Across the listing that follows, establish how many lines contain the string "arrow" and provide that number by itself.

#### DATA SUPPLIED

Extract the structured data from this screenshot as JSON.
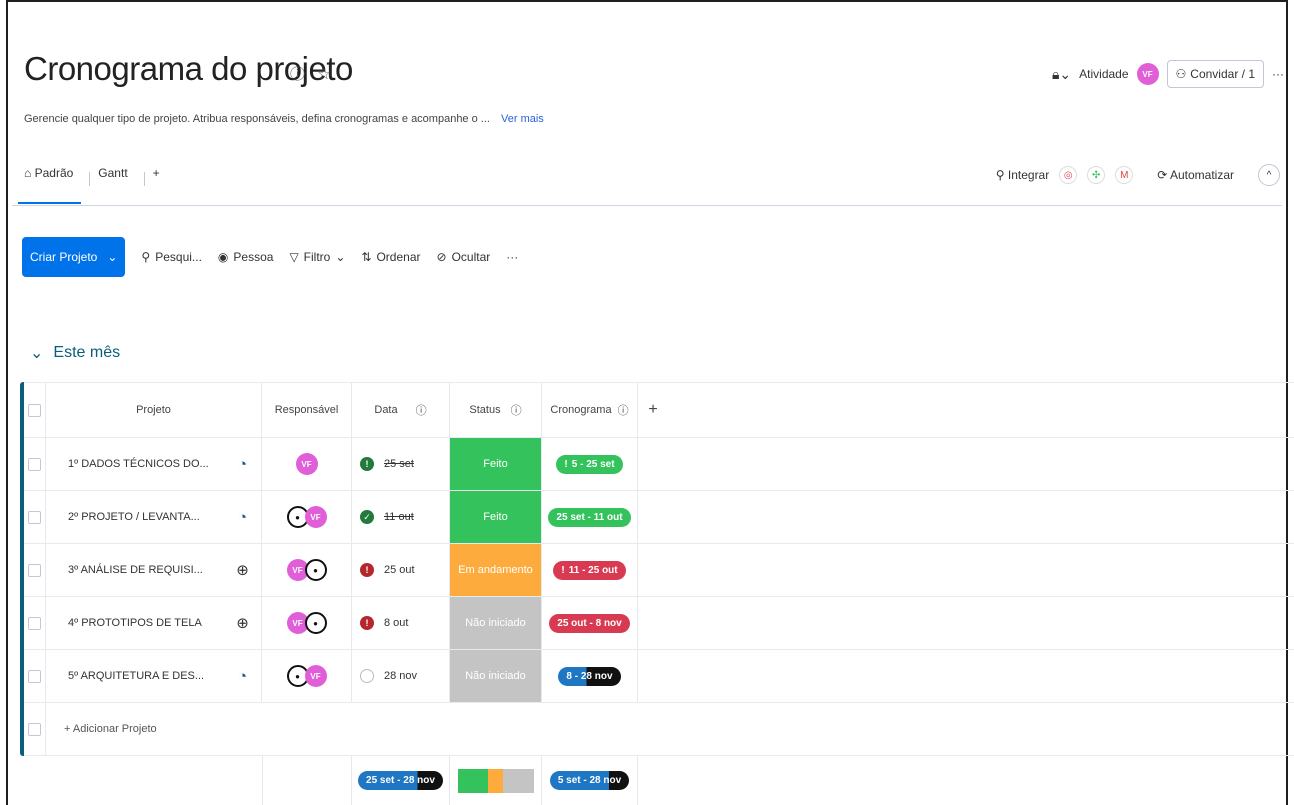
{
  "header": {
    "title": "Cronograma do projeto",
    "subtitle": "Gerencie qualquer tipo de projeto. Atribua responsáveis, defina cronogramas e acompanhe o ...",
    "see_more": "Ver mais",
    "activity": "Atividade",
    "activity_avatar": "VF",
    "invite": "Convidar / 1"
  },
  "tabs": {
    "items": [
      "Padrão",
      "Gantt"
    ],
    "add": "+",
    "integrate": "Integrar",
    "automate": "Automatizar"
  },
  "toolbar": {
    "create": "Criar Projeto",
    "search": "Pesqui...",
    "person": "Pessoa",
    "filter": "Filtro",
    "sort": "Ordenar",
    "hide": "Ocultar",
    "more": "···"
  },
  "group": {
    "title": "Este mês"
  },
  "table": {
    "columns": {
      "project": "Projeto",
      "owner": "Responsável",
      "date": "Data",
      "status": "Status",
      "timeline": "Cronograma"
    },
    "rows": [
      {
        "name": "1º DADOS TÉCNICOS DO...",
        "date": "25 set",
        "status": "Feito",
        "timeline": "5 - 25 set"
      },
      {
        "name": "2º PROJETO / LEVANTA...",
        "date": "11 out",
        "status": "Feito",
        "timeline": "25 set - 11 out"
      },
      {
        "name": "3º ANÁLISE DE REQUISI...",
        "date": "25 out",
        "status": "Em andamento",
        "timeline": "11 - 25 out"
      },
      {
        "name": "4º PROTOTIPOS DE TELA",
        "date": "8 out",
        "status": "Não iniciado",
        "timeline": "25 out - 8 nov"
      },
      {
        "name": "5º ARQUITETURA E DES...",
        "date": "28 nov",
        "status": "Não iniciado",
        "timeline": "8 - 28 nov"
      }
    ],
    "add_row": "+ Adicionar Projeto",
    "summary": {
      "date": "25 set - 28 nov",
      "timeline": "5 set - 28 nov"
    }
  },
  "colors": {
    "done": "#33c25b",
    "working": "#fdab3d",
    "not_started": "#c4c4c4",
    "primary": "#0073ea"
  }
}
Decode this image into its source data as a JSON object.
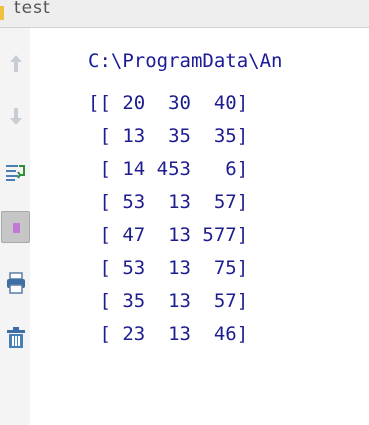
{
  "tab": {
    "title": "test"
  },
  "toolbar": {
    "icons": [
      "scroll-up-arrow-icon",
      "scroll-down-arrow-icon",
      "soft-wrap-icon",
      "stop-icon",
      "print-icon",
      "trash-icon"
    ]
  },
  "console": {
    "command": "C:\\ProgramData\\An",
    "lines": [
      "[[ 20  30  40]",
      " [ 13  35  35]",
      " [ 14 453   6]",
      " [ 53  13  57]",
      " [ 47  13 577]",
      " [ 53  13  75]",
      " [ 35  13  57]",
      " [ 23  13  46]"
    ]
  },
  "colors": {
    "output_text": "#1d1d8f",
    "tab_accent": "#f0c040",
    "toolbar_bg": "#f4f4f4"
  }
}
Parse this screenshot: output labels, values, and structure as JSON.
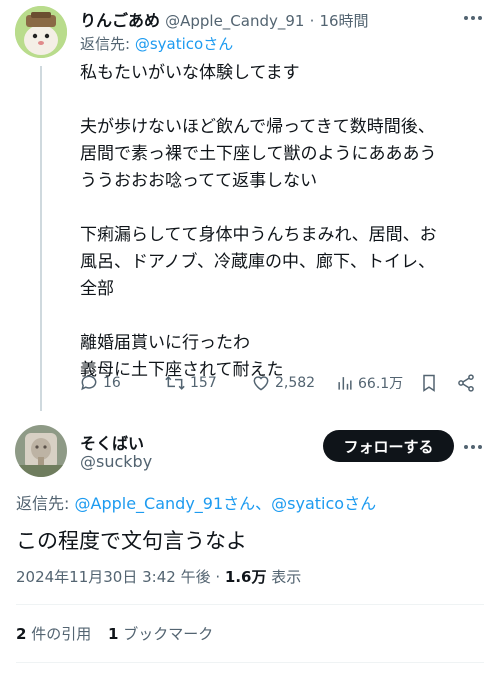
{
  "reply_tweet": {
    "display_name": "りんごあめ",
    "handle": "@Apple_Candy_91",
    "separator": "·",
    "time": "16時間",
    "reply_to_label": "返信先:",
    "reply_to_handle": "@syatico",
    "reply_to_suffix": "さん",
    "lines": [
      "私もたいがいな体験してます",
      "",
      "夫が歩けないほど飲んで帰ってきて数時間後、",
      "居間で素っ裸で土下座して獣のようにあああう",
      "ううおおお唸ってて返事しない",
      "",
      "下痢漏らしてて身体中うんちまみれ、居間、お",
      "風呂、ドアノブ、冷蔵庫の中、廊下、トイレ、",
      "全部",
      "",
      "離婚届貰いに行ったわ",
      "義母に土下座されて耐えた"
    ],
    "replies": "16",
    "reposts": "157",
    "likes": "2,582",
    "views": "66.1万"
  },
  "main_tweet": {
    "display_name": "そくばい",
    "handle": "@suckby",
    "follow_label": "フォローする",
    "reply_to_label": "返信先:",
    "reply_to_handle_1": "@Apple_Candy_91",
    "reply_to_mid": "さん、",
    "reply_to_handle_2": "@syatico",
    "reply_to_suffix": "さん",
    "text": "この程度で文句言うなよ",
    "timestamp": "2024年11月30日 3:42 午後",
    "separator": "·",
    "views_count": "1.6万",
    "views_label": "表示",
    "quote_count": "2",
    "quote_label": "件の引用",
    "bookmark_count": "1",
    "bookmark_label": "ブックマーク"
  }
}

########

REPLY — 2